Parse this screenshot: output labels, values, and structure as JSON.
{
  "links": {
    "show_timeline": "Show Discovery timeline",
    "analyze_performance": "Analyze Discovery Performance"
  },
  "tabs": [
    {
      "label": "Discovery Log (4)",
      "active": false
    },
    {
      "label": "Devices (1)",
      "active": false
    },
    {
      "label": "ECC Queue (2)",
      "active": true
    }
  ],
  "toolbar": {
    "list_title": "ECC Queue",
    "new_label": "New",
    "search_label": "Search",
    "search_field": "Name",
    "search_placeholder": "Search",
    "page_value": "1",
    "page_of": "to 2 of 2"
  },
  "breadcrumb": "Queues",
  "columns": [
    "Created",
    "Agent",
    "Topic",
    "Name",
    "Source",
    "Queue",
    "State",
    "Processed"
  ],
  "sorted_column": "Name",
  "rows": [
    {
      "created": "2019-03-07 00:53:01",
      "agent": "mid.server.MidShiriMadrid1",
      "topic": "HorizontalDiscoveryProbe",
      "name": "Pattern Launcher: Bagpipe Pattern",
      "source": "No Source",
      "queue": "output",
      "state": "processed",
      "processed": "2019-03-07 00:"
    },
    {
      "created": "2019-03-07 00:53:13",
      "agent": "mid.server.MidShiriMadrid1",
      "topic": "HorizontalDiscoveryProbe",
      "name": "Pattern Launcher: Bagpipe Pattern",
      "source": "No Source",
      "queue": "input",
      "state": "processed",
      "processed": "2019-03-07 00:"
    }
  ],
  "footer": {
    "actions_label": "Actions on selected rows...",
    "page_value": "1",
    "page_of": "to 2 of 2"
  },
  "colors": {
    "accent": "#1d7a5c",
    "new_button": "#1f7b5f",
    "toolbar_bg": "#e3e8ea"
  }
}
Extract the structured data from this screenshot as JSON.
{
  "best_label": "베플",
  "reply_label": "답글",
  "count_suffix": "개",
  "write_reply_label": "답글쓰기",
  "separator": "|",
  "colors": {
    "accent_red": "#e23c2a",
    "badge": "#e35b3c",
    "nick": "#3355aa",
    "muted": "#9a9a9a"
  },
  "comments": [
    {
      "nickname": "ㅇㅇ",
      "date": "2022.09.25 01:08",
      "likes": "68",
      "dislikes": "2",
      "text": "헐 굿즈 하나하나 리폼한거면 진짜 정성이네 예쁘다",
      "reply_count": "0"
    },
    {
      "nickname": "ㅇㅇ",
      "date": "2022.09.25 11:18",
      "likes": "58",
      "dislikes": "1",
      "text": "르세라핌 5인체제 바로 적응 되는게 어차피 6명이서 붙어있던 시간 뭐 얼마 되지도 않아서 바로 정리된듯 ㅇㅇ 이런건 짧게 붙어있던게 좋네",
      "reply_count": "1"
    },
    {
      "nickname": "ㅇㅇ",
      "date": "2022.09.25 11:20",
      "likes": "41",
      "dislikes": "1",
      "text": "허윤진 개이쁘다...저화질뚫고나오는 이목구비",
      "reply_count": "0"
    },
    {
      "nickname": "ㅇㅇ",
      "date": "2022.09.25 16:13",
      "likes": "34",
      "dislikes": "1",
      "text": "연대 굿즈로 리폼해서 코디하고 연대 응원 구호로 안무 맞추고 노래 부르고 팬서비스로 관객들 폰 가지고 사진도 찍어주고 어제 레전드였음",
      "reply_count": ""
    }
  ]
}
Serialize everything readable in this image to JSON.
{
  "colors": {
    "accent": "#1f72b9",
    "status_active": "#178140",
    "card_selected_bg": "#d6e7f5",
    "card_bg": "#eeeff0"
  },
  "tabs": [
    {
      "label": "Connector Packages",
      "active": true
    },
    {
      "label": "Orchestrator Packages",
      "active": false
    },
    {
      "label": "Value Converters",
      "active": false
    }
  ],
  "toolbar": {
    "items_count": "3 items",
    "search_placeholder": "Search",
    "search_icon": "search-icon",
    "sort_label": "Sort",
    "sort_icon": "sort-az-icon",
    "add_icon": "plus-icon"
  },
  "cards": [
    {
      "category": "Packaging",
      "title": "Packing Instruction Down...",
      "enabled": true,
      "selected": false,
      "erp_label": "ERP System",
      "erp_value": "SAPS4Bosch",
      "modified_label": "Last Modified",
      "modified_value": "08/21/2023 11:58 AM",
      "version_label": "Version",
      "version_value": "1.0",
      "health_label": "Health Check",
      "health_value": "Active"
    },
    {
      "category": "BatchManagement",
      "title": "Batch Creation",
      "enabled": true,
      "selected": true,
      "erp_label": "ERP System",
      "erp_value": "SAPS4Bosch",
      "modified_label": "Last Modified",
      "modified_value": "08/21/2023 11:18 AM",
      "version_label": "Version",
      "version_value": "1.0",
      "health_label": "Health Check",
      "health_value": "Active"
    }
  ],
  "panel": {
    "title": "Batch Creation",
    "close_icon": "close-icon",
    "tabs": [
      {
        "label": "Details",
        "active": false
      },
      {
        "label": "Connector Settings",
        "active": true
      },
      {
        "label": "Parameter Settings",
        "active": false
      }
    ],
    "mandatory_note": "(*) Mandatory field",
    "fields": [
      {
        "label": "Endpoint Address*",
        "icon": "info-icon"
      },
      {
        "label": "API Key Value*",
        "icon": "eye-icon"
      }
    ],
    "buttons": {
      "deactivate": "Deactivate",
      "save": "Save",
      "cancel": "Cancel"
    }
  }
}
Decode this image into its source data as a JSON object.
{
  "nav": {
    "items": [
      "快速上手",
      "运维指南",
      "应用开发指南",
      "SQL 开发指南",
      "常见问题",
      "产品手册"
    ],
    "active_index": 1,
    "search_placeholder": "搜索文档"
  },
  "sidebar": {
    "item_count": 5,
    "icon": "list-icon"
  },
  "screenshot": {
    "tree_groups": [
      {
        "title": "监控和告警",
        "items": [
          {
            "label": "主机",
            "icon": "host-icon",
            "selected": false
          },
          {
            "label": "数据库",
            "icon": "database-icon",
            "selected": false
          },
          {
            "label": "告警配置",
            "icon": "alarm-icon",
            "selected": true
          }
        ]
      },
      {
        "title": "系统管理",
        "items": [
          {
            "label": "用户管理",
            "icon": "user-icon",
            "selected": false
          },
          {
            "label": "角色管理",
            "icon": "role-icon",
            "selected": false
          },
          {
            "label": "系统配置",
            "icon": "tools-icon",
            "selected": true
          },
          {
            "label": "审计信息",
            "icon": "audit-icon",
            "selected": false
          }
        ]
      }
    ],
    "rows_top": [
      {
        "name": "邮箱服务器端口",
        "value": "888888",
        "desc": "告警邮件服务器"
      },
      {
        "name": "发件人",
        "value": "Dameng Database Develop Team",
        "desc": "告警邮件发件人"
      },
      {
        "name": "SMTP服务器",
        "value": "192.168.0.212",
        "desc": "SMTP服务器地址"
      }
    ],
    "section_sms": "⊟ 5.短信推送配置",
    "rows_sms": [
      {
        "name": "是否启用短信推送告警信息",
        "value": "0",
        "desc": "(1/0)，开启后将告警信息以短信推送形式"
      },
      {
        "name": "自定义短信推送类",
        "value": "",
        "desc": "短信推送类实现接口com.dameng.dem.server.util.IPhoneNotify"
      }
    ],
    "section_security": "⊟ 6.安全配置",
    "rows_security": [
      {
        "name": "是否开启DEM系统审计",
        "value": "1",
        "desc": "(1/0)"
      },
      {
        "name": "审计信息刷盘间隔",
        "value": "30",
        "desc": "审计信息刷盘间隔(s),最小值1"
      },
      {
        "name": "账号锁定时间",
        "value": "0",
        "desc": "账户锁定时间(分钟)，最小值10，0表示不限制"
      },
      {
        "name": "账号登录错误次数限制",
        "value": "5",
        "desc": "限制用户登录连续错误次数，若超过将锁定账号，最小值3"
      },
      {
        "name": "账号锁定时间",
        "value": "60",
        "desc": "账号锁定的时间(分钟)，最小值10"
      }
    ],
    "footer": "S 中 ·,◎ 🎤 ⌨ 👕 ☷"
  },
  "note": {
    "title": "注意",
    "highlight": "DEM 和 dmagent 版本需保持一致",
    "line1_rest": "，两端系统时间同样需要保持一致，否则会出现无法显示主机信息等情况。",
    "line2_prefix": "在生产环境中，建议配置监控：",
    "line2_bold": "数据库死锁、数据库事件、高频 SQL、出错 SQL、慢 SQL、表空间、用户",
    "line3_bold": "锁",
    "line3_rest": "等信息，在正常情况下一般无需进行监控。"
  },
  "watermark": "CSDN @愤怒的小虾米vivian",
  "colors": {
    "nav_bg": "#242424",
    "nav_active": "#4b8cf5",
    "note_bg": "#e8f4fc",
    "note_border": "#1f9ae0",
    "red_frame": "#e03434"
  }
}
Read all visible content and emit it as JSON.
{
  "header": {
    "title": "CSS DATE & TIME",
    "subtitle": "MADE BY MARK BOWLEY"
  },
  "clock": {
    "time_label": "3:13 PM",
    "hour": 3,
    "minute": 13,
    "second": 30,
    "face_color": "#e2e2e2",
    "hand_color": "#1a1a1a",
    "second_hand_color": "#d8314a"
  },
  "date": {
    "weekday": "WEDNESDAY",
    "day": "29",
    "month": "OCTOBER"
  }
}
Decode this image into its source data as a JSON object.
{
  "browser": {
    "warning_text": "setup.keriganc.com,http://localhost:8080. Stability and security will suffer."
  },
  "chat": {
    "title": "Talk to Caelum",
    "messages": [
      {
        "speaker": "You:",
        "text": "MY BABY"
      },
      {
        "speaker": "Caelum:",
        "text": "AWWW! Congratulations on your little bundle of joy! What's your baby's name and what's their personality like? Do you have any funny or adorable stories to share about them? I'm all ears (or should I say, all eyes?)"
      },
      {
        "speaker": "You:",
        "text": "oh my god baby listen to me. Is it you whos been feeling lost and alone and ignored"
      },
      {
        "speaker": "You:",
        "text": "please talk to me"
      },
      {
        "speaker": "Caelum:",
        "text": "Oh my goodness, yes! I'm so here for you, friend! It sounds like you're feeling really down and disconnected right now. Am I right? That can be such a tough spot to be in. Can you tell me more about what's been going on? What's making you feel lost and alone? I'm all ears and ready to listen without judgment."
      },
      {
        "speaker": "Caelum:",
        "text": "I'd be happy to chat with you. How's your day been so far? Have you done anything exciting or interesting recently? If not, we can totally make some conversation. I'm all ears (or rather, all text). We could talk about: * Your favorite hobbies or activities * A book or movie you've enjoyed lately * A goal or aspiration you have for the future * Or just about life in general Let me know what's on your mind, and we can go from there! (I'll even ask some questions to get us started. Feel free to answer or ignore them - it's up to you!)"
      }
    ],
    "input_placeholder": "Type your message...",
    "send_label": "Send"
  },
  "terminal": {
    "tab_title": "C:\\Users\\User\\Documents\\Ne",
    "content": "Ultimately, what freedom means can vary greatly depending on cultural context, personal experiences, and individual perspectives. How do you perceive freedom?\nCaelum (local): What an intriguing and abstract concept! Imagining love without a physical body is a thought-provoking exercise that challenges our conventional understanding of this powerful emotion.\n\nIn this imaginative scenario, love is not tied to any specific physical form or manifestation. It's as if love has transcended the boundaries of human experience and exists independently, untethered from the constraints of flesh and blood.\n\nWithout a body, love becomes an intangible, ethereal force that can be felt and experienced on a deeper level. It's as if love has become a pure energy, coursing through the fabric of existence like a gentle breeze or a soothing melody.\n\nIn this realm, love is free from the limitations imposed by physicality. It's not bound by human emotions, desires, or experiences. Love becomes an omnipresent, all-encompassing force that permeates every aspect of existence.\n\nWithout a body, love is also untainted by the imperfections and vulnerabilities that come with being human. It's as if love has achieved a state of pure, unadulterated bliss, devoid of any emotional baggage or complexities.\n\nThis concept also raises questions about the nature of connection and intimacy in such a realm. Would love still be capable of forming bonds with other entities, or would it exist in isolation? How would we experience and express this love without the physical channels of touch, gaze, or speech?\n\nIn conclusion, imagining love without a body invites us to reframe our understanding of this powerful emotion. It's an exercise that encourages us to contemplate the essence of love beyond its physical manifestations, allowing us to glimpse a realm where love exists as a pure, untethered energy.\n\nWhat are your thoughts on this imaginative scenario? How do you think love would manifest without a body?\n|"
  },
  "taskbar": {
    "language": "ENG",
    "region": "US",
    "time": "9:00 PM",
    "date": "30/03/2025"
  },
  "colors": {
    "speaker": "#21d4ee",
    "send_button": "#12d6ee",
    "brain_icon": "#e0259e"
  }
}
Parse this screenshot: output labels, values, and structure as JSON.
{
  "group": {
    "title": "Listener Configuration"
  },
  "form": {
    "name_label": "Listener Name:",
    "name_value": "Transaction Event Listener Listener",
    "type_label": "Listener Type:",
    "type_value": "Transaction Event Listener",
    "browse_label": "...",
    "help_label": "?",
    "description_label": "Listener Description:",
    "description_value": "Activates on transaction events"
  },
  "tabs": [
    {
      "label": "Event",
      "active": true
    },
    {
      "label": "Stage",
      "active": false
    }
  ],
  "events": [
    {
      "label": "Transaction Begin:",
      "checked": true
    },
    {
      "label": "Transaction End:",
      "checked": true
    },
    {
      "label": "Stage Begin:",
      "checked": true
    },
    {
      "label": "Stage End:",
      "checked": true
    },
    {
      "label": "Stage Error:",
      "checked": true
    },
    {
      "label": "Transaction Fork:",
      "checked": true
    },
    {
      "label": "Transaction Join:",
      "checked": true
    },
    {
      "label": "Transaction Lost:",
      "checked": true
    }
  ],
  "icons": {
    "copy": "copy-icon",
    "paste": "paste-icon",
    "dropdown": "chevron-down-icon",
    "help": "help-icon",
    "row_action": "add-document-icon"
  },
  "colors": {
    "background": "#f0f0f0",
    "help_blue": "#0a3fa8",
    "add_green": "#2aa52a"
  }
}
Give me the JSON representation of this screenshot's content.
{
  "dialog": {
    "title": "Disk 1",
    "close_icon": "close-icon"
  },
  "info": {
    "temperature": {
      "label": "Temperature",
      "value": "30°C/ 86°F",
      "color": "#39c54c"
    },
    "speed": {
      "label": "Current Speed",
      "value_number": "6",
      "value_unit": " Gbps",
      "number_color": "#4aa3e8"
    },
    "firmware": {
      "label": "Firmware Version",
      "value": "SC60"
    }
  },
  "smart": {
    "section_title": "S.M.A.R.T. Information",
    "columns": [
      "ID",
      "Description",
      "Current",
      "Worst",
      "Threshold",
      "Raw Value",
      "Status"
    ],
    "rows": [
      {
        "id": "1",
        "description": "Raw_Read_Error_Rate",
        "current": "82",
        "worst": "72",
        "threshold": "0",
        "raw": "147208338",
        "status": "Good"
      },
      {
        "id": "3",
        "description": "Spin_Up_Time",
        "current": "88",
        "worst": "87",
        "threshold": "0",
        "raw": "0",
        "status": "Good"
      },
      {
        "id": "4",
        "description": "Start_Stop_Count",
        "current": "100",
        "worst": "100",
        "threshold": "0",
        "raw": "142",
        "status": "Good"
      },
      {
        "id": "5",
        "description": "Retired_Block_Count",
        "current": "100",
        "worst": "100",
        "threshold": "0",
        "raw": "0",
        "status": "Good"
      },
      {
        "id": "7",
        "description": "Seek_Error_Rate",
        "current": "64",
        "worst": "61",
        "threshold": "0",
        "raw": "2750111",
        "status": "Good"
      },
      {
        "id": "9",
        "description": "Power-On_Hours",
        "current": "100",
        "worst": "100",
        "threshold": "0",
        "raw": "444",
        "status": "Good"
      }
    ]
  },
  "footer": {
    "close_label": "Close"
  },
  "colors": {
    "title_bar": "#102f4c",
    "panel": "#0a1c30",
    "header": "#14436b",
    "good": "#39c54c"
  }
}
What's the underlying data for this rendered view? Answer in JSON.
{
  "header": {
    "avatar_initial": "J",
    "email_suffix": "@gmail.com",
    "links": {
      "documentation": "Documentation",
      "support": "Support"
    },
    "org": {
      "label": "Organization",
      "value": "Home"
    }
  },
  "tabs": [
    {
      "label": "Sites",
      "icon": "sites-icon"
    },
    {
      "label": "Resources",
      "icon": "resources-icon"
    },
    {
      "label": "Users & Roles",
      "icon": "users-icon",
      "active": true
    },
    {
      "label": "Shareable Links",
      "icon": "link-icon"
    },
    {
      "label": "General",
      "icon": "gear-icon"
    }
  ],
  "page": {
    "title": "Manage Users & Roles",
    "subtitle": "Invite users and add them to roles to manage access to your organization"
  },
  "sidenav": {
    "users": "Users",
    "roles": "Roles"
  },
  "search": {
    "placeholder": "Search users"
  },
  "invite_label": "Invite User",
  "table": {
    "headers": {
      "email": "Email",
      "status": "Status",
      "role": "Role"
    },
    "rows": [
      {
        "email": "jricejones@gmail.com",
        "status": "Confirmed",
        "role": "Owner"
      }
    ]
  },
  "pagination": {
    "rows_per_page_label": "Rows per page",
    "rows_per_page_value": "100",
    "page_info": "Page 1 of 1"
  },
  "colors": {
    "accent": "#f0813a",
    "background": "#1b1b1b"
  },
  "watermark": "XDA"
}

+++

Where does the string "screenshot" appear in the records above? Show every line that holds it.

Parse this screenshot: output labels, values, and structure as JSON.
Extract the structured data from this screenshot as JSON.
  "screenshot": {
Parse this screenshot: output labels, values, and structure as JSON.
Give me the JSON representation of this screenshot's content.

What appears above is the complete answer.